Desert Botanical Garden, Maricopa, AZ
Starting with Milo’s 2011 and 2012 posts, our attention to the wide-ranging topics related to fungi have been in the spirit of public service announcement. Scientific sometimes overlaps with culinary interest, and that intersection has motivated more than one post. Today, having noticed that this coffee-brewer on my desk looks inspired by the Pleurotus that just appeared on my screen, the motivation is aesthetic. Thanks to Helen Rosner, whose sense of wonder has pointed me to a publication that is likely already known by our fungi-focused friends, and well suited to broaden the appeal:
A zine by the photographer Phyllis Ma presents fungi in all their alien glory.
John Cage, the avant-garde composer, was also a passionate mushroom forager. In his 1954 essay “Music Lovers’ Field Companion,” he wrote about his habit of going into the woods and “conducting performances of my silent piece”—his most famous work, “4’33”,” in which ambient sounds are the only music—while attempting to identify nearby fungi. “The more you know them, the less sure you feel about identifying them,” Cage said, almost three decades later, in a conversation with the French musician Daniel Charles.
“Each one is itself. Each mushroom is what it is—its own center. It’s useless to pretend to know mushrooms. They escape your erudition.” I thought of Cage’s comments while paging through the third and most recent volume of “Mushrooms & Friends,” a photography zine by the artist Phyllis Ma. It is a mostly wordless publication, filled with Ma’s saturated, otherworldly images of mushrooms, many of which she gathers on foraging expeditions through the same upstate New York woods that enraptured Cage more than a half century ago.

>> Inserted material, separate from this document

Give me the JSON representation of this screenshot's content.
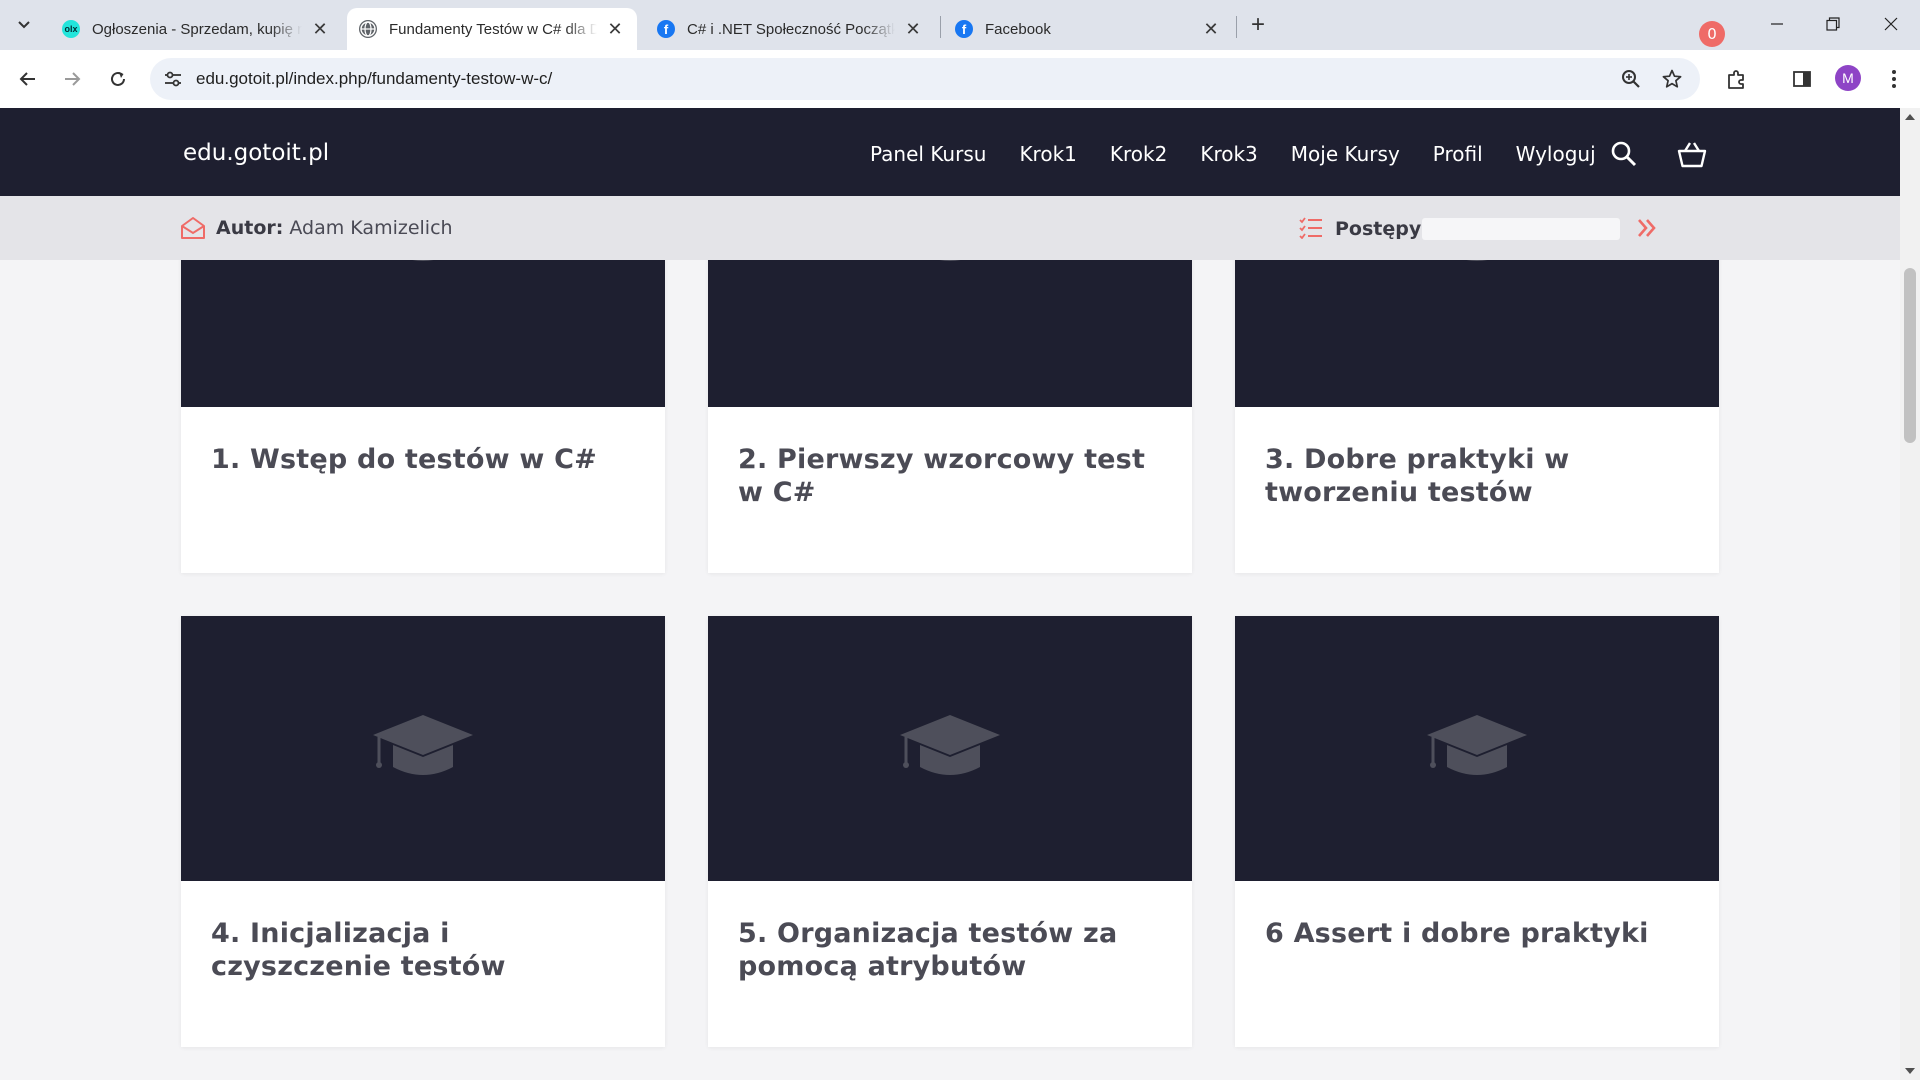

Nearly a decade ago I first saw a photo of a Sri Lankan frogmouth bird. As more and more photos of this species were offered to us for our daily bird feature they seemed to become more impressive images. Or at least, we never tired of them. And this story may explain why:
A study of likes on the photo-sharing app has (perhaps surprisingly) deemed the Australian and south-east Asian native ‘most aesthetically appealing’
If someone were to ask what the most “Instagrammable” bird in the world would be, it’s unlikely that the frogmouth – whose main aesthetic goal is to look like a jagged tree branch – would be front of mind. Continue reading
Buenos Aires, Argentina